- The Bill would also consist of a new Section 141F which would provide that the power of the Assembly and the Executive Council to have effect in the island of Tobago, its offshore islands and such part of inland waters between Trinidad and Tobago of no less than eleven (11) miles, measured from the nearest points between the two islands and with respect to the territorial sea not less than eleven (11) nautical miles measured seaward from the baselines of Trinidad and Tobago as determined in accordance with Section 5 of the Territorial Sea Act as amended.
Important issues for consideration:
- The arrangements for the Tobago House of Assembly (THA) are being enshrined in the Constitution, therefore making them more difficult to amend in the future.
- Tobago will be given a degree of financial independence and more constitutional powers for internal self-government.
- The financial arrangements in the Bill require that a fixed proportion (a maximum of eight (8) per cent) of the annual national budget of expenditure be allocated to Tobago.
- Should there be consideration of a federal structure with Trinidad (similar to countries such as Canada, Australia and Mexico) instead of internal self- governance?
- Bill will require majorities of 2/3 in HOR and Senate for Section for alteration of Section 5 and 53 of the Constitution and ¾ in the HOR and 2/3 in the Senate for other parts in the Bill to be passed.
- Has there been proper consultation with Tobagonians? It is necessary to give affected citizens a fair chance to participate in the decision making process.
- The Bill may be viewed as a step towards eventual independence of Tobago and the secession of Tobago from the twin-island State.
- Greater legislative power for the Assembly to pass laws to deal with matters set out in a Concurrent List, such as Legal Affairs, Tertiary Education, Energy and Energy Affairs, Public Utilities and Telecommunications etc.
- However certain responsibilities that currently lie with the THA such as Air and Sea Transport, Customs and Excise and Airports and Wharves have been removed and placed on the Concurrent List.
- The Assembly will have the power to pass a Bill to make laws for Tobago with respect to matters on the Tobago List such as Housing, Education and Training (except Tertiary Education), Culture and Arts etc.

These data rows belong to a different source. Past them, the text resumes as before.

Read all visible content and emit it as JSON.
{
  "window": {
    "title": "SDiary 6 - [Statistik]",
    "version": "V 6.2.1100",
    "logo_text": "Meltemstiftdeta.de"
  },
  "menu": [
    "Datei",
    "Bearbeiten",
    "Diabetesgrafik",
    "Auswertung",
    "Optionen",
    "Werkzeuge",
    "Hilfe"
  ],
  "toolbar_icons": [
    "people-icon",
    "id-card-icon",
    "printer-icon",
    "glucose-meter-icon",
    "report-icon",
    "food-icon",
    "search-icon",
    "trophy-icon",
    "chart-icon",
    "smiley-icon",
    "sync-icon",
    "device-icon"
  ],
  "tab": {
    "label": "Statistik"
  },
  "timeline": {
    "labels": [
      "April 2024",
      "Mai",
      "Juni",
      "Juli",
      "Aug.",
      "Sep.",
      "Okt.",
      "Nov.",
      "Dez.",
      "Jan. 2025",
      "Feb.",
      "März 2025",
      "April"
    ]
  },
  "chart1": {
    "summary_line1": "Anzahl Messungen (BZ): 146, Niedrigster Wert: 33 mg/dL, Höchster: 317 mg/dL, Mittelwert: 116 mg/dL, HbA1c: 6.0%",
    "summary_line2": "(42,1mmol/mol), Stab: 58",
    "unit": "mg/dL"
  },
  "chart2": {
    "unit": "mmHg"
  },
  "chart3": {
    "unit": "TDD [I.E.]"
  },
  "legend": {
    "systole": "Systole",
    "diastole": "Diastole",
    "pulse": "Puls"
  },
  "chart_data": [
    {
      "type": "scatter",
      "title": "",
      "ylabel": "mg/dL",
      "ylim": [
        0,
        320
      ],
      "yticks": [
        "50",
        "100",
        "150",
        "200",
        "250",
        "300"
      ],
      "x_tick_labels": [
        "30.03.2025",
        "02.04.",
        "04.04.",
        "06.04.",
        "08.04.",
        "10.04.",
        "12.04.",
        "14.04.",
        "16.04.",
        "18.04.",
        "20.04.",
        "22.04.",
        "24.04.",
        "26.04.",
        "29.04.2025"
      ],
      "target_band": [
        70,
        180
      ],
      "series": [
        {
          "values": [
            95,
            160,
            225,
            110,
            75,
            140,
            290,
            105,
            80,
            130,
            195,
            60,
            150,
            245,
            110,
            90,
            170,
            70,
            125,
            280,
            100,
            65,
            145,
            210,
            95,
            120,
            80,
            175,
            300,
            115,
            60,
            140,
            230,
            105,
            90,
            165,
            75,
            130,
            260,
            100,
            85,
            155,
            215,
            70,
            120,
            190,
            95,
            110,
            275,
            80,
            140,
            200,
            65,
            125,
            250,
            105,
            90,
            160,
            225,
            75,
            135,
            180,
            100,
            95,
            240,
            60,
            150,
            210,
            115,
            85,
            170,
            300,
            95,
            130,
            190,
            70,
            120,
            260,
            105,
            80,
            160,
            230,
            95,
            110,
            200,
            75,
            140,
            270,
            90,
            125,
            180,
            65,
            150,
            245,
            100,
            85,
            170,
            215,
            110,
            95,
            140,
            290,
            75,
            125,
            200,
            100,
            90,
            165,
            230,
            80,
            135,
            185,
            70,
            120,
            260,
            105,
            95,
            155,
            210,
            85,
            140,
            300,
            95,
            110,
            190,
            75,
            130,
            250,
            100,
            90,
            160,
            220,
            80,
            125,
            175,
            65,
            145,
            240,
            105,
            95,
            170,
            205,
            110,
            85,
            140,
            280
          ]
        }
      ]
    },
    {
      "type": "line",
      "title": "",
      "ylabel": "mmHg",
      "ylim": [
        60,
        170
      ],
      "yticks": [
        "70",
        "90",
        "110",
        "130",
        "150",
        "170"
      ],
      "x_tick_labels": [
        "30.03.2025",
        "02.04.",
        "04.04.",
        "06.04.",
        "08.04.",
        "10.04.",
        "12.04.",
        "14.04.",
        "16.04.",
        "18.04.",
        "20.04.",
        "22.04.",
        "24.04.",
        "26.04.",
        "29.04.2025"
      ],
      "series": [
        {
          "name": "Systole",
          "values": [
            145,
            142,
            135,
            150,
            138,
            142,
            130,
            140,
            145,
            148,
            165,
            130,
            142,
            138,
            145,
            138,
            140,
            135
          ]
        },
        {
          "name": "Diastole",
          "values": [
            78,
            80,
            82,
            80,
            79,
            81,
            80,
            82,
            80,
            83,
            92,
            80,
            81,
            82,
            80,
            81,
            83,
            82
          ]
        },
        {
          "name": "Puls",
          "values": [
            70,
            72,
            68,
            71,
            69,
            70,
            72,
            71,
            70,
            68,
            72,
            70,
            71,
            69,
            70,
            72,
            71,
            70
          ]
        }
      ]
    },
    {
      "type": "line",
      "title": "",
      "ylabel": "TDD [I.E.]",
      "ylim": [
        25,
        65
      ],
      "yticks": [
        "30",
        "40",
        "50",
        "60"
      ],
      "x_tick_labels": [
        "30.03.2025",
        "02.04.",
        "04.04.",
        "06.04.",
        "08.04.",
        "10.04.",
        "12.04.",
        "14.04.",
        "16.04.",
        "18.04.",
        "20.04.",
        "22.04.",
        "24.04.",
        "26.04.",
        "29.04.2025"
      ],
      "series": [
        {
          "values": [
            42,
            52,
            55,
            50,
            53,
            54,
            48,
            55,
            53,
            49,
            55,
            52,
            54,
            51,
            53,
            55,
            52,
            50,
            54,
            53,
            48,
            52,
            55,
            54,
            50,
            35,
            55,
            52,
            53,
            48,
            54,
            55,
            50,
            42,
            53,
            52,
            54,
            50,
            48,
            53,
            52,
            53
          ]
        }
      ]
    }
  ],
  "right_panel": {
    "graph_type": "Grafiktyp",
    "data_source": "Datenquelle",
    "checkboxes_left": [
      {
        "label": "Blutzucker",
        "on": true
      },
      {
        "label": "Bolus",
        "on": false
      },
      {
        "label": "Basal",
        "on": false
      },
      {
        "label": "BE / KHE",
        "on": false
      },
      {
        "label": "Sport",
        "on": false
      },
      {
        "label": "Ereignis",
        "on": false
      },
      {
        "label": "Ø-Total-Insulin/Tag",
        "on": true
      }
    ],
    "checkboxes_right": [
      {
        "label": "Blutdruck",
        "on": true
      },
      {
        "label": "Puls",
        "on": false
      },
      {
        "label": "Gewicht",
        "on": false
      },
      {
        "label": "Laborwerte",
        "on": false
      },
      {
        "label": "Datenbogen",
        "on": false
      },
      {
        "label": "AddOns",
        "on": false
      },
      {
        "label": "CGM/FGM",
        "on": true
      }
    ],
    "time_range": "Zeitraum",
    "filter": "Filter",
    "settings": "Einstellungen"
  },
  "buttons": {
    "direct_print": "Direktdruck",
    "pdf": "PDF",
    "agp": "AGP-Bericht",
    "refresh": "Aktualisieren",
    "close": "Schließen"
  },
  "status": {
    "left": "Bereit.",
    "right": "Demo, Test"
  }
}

- The Bill would grant that the THA can borrow up to 25 percent of the sum allocated per year to the THA under the Public Sector Investment Programme (PSIP), without the approval of Parliament
- The jurisdiction of the THA will be extended from six (6) to eleven (11) miles from the baselines of Tobago. The Bill defines Tobago with an eleven-mile limit but is silent on a definition of Trinidad, which may be seen as restricting the jurisdiction and economic viability of Tobago.
- Should the ownership of Mineral Rights be addressed within the Bill? If oil or natural gas is discovered on land in Tobago, is it owned by Trinidad or Tobago?
- Clause 8 of the Bill limits the powers of Parliament in relation to making laws for Tobago as policy formulation for matters on the Concurrent List by mandating that the Cabinet must consult with the Assembly.
- The Bill provides that Parliament may make laws for Trinidad and Tobago with respect to any of the matters enumerated in the Tobago List if the Act is considered to be "necessary or expedient in the national interest" and is passed with the concurrence of the Assembly. This may lead to undue delay and bureaucracy and may effectively give the THA veto power.
- A matter on the Concurrent list can be handled by Legislature of Tobago but it must not be inconsistent with a law made by Parliament or a provision of an existing law. However, the Bill contains an overriding clause which states that Tobago can make laws on these items providing that they are not governed by existing laws but many items covered in the list are already governed by existing legislation.
Please take the opportunity to access the Bill via the link below and feel free to submit your comments and concerns to the Parliament